True name: unknown, warding off a lantern with his sword.
Age: unknown
Katana mei: unknown
Wakizashi mei: unknown
Translation
A lord is a boat afloat,
his retainers water.
Water is what makes the boat
float, but donít forget
it can also make the boat
sink beneath the waves.
There are lords and there are lords.
But donít forget retainers.

Takasada loved his retainers as he did his children. His retainers loved him as children love their parents. So the faithful band never forgot their lordís pain for a moment. They endured hunger and thirst and worked to the limits of their endurance, single-mindedly, to achieve what they set out to do.

As a ronin, Sampei stayed with an aunt in a samurai dwelling in the Shiba area. He was a very presentable man and a talented warrior, but he was also good with figures, and his aunt suggested he might find service with another family.

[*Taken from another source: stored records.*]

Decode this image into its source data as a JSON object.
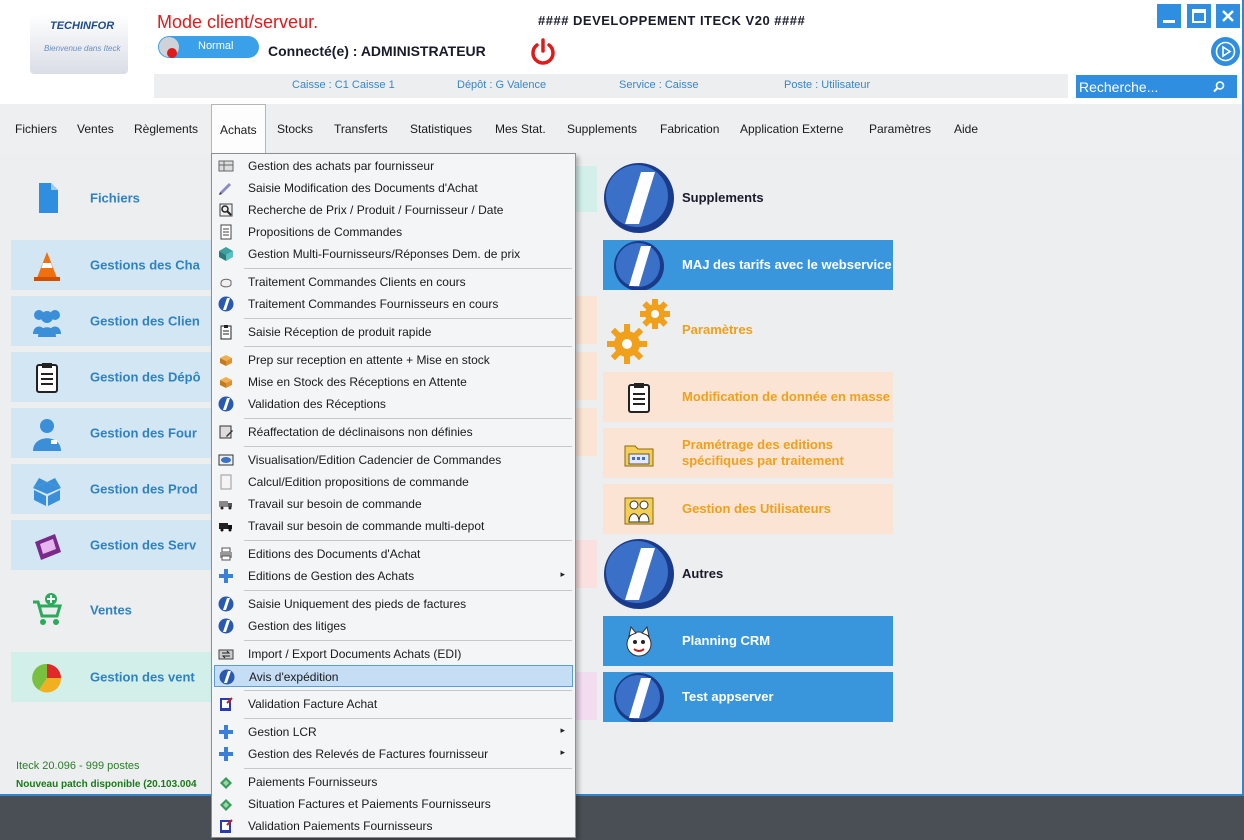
{
  "header": {
    "logo_text": "TECHINFOR",
    "logo_subtitle": "Bienvenue dans Iteck",
    "mode_title": "Mode client/serveur.",
    "toggle_label": "Normal",
    "connected": "Connecté(e) : ADMINISTRATEUR",
    "app_title": "#### DEVELOPPEMENT ITECK V20 ####"
  },
  "info_bar": {
    "caisse": "Caisse : C1 Caisse 1",
    "depot": "Dépôt : G Valence",
    "service": "Service : Caisse",
    "poste": "Poste : Utilisateur"
  },
  "search": {
    "placeholder": "Recherche..."
  },
  "menubar": {
    "items": [
      "Fichiers",
      "Ventes",
      "Règlements",
      "Achats",
      "Stocks",
      "Transferts",
      "Statistiques",
      "Mes Stat.",
      "Supplements",
      "Fabrication",
      "Application Externe",
      "Paramètres",
      "Aide"
    ],
    "active": "Achats"
  },
  "left_tiles": [
    "Fichiers",
    "Gestions des Cha",
    "Gestion des Clien",
    "Gestion des Dépô",
    "Gestion des Four",
    "Gestion des Prod",
    "Gestion des Serv",
    "Ventes",
    "Gestion des vent"
  ],
  "right_tiles": {
    "supplements": "Supplements",
    "maj_tarifs": "MAJ des tarifs avec le webservice",
    "parametres": "Paramètres",
    "modif_masse": "Modification de donnée en masse",
    "parametrage_editions": "Pramétrage des editions spécifiques par traitement",
    "gestion_utilisateurs": "Gestion des Utilisateurs",
    "autres": "Autres",
    "planning_crm": "Planning CRM",
    "test_appserver": "Test appserver"
  },
  "footer": {
    "version": "Iteck 20.096 - 999 postes",
    "patch": "Nouveau patch disponible (20.103.004"
  },
  "dropdown": {
    "items": [
      "Gestion des achats par fournisseur",
      "Saisie Modification des Documents d'Achat",
      "Recherche de Prix / Produit / Fournisseur / Date",
      "Propositions de Commandes",
      "Gestion Multi-Fournisseurs/Réponses Dem. de prix",
      "Traitement Commandes Clients en cours",
      "Traitement Commandes Fournisseurs en cours",
      "Saisie Réception de produit rapide",
      "Prep sur reception en attente + Mise en stock",
      "Mise en Stock des Réceptions en Attente",
      "Validation des Réceptions",
      "Réaffectation de déclinaisons non définies",
      "Visualisation/Edition Cadencier de Commandes",
      "Calcul/Edition propositions de commande",
      "Travail sur besoin de commande",
      "Travail sur besoin de commande multi-depot",
      "Editions des Documents d'Achat",
      "Editions de Gestion des Achats",
      "Saisie Uniquement des pieds de factures",
      "Gestion des litiges",
      "Import / Export Documents Achats (EDI)",
      "Avis d'expédition",
      "Validation Facture Achat",
      "Gestion LCR",
      "Gestion des Relevés de Factures fournisseur",
      "Paiements Fournisseurs",
      "Situation Factures et Paiements Fournisseurs",
      "Validation Paiements Fournisseurs"
    ],
    "selected": "Avis d'expédition",
    "submenu_arrow": "▸"
  },
  "colors": {
    "accent": "#2f8ee0",
    "tile_blue": "#3a96dc",
    "tile_orange_text": "#f0a01a",
    "title_red": "#e01a1a"
  }
}
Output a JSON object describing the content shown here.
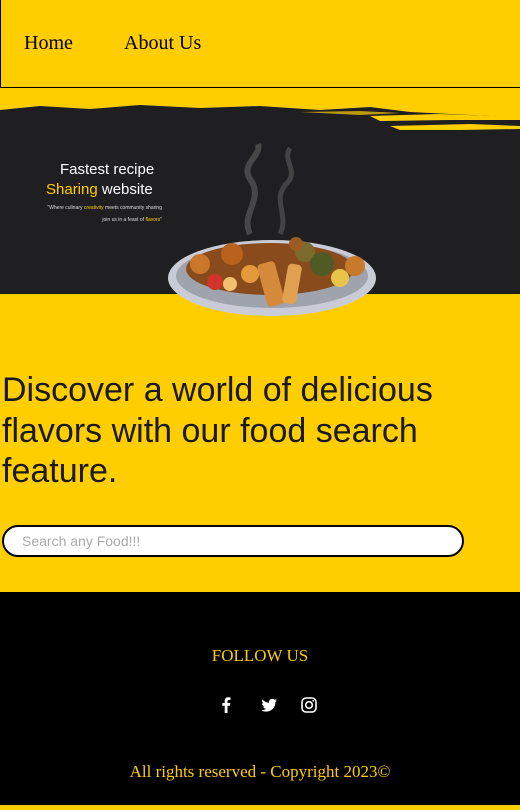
{
  "nav": {
    "home": "Home",
    "about": "About Us"
  },
  "hero": {
    "title_line1": "Fastest recipe",
    "title_line2_accent": "Sharing",
    "title_line2_rest": " website",
    "quote_line1_pre": "\"Where culinary ",
    "quote_line1_accent": "creativity",
    "quote_line1_post": " meets community sharing",
    "quote_line2_pre": "join us in a feast of ",
    "quote_line2_accent": "flavors",
    "quote_line2_post": "\""
  },
  "main": {
    "headline": "Discover a world of delicious flavors with our food search feature.",
    "search_placeholder": "Search any Food!!!"
  },
  "footer": {
    "follow": "FOLLOW US",
    "social": [
      "facebook-icon",
      "twitter-icon",
      "instagram-icon"
    ],
    "copyright": "All rights reserved - Copyright 2023©"
  },
  "colors": {
    "accent": "#FFCE00",
    "dark": "#000000",
    "hero_bg": "#1f1f21"
  }
}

He told her however, he had other plans and accepted no other suggestions, but would leave before sunup and return at dusk each day.

One day Sampei prepared a meal of fish and wine, then turned to his aunt and uncle and thanked them for all their kindness and care, and told them he had been successful in his applications and was going on a trip.

They drank a number of parting cups together. Then he gave them all the articles of his personal property he was not taking with him and, as night fell, departed. That was the night of the assault on the Kono mansion, an exploit in which he performed valiantly. Showing all the arts of his training, he killed many of the enemy. Like all the other members of the band, he achieved what he had set out to do.

As they made their way to Sengakuji, with what triumphant joy he passed the gate of his aunt and uncle!

Last poem:

The long awaited
journey on the path of death
is not known to me,
so I set out before you
an utter stranger to the road